I felt like Beret, the female protagonist in Giants in the Earth who left her home in Norway and moved to Dakota Territory. The vast grasslands and harsh climate nearly drove her mad. When I would look outward, I would think, “There’s nothing to see.” Flat land seemed to stretch everywhere and yet nowhere. Corn fields and soy beans.
A rapid view of every little moment of 26 asanas, in 105 degrees, for 90 minutes.
A Christmas tree stands a month after Christmas last year. Ashley, who had recently overcame thyroid cancer, kisses her son Trey, who was undergoing treatment for tuberculosis.
(photo: Fred Erlenbusch/Flickr)
“Waiting for a Train” in Régua, Portugal (photo: Rosino/Flickr, licensed under Creative Commons)
I nearly stood up my very first client on the first day of my first job in social work. Graduate school had not prepared me for the intricacies of the scheduling system at the community health center where I was working. By the time I figured things out, I was nearly half an hour late for the appointment.
photo: Stuart Pilbrow
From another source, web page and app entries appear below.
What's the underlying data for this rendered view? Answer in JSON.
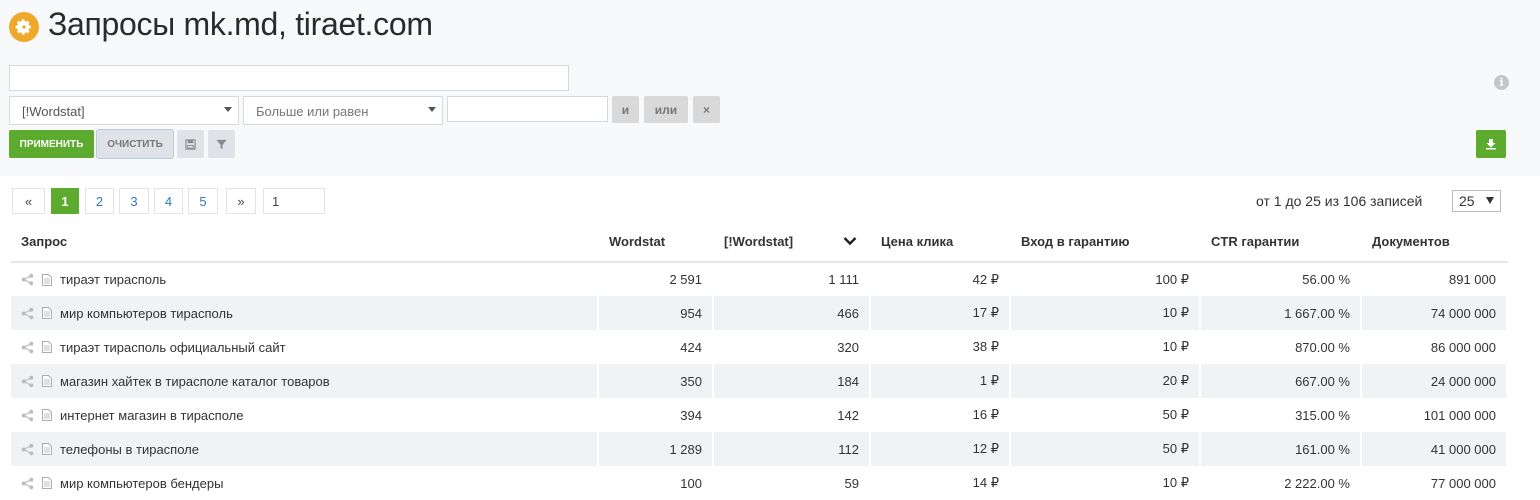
{
  "header": {
    "title": "Запросы mk.md, tiraet.com"
  },
  "filters": {
    "search_value": "",
    "field_select": "[!Wordstat]",
    "operator_select": "Больше или равен",
    "value_input": "",
    "and_label": "и",
    "or_label": "или",
    "remove_label": "×",
    "info_label": "i"
  },
  "actions": {
    "apply_label": "ПРИМЕНИТЬ",
    "clear_label": "ОЧИСТИТЬ"
  },
  "pagination": {
    "prev": "«",
    "pages": [
      "1",
      "2",
      "3",
      "4",
      "5"
    ],
    "next": "»",
    "goto_value": "1",
    "records_text": "от 1 до 25 из 106 записей",
    "per_page": "25"
  },
  "table": {
    "headers": {
      "query": "Запрос",
      "wordstat": "Wordstat",
      "exact_wordstat": "[!Wordstat]",
      "click_price": "Цена клика",
      "guarantee_entry": "Вход в гарантию",
      "ctr_guarantee": "CTR гарантии",
      "documents": "Документов"
    },
    "rows": [
      {
        "query": "тираэт тирасполь",
        "wordstat": "2 591",
        "exact": "1 111",
        "price": "42 ₽",
        "entry": "100 ₽",
        "ctr": "56.00 %",
        "docs": "891 000"
      },
      {
        "query": "мир компьютеров тирасполь",
        "wordstat": "954",
        "exact": "466",
        "price": "17 ₽",
        "entry": "10 ₽",
        "ctr": "1 667.00 %",
        "docs": "74 000 000"
      },
      {
        "query": "тираэт тирасполь официальный сайт",
        "wordstat": "424",
        "exact": "320",
        "price": "38 ₽",
        "entry": "10 ₽",
        "ctr": "870.00 %",
        "docs": "86 000 000"
      },
      {
        "query": "магазин хайтек в тирасполе каталог товаров",
        "wordstat": "350",
        "exact": "184",
        "price": "1 ₽",
        "entry": "20 ₽",
        "ctr": "667.00 %",
        "docs": "24 000 000"
      },
      {
        "query": "интернет магазин в тирасполе",
        "wordstat": "394",
        "exact": "142",
        "price": "16 ₽",
        "entry": "50 ₽",
        "ctr": "315.00 %",
        "docs": "101 000 000"
      },
      {
        "query": "телефоны в тирасполе",
        "wordstat": "1 289",
        "exact": "112",
        "price": "12 ₽",
        "entry": "50 ₽",
        "ctr": "161.00 %",
        "docs": "41 000 000"
      },
      {
        "query": "мир компьютеров бендеры",
        "wordstat": "100",
        "exact": "59",
        "price": "14 ₽",
        "entry": "10 ₽",
        "ctr": "2 222.00 %",
        "docs": "77 000 000"
      }
    ]
  },
  "colors": {
    "accent_green": "#5cab2e",
    "title_icon": "#f0a82b"
  }
}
It’s become customary this time of year to hear concerns expressed about the loss of Christmas spirit. Sometimes these fears are more about one’s cultural identity — and the sense that one’s group is losing power and influence — than they are about the actual meaning of Christmas. At other times, one hears something that sounds less reactionary and more like a thoughtful: Have our Christmas rituals lost some of their meaning? Have they become old and tired or do they pale in comparison to more novel inventions?
A statuette of the Virgin Mary in Carroll Gardens, Brooklyn. (photo: Michael O’Donnell/Flickr, licensed under Creative Commons)
This Advent I am reminded of the meeting Mary had with Elizabeth to announce she was with child. Though this could have been a time of anxiety for Mary, with Elizabeth it became a time of celebration. I playfully call the following account of Mary’s visit to Elizabeth the first baby shower: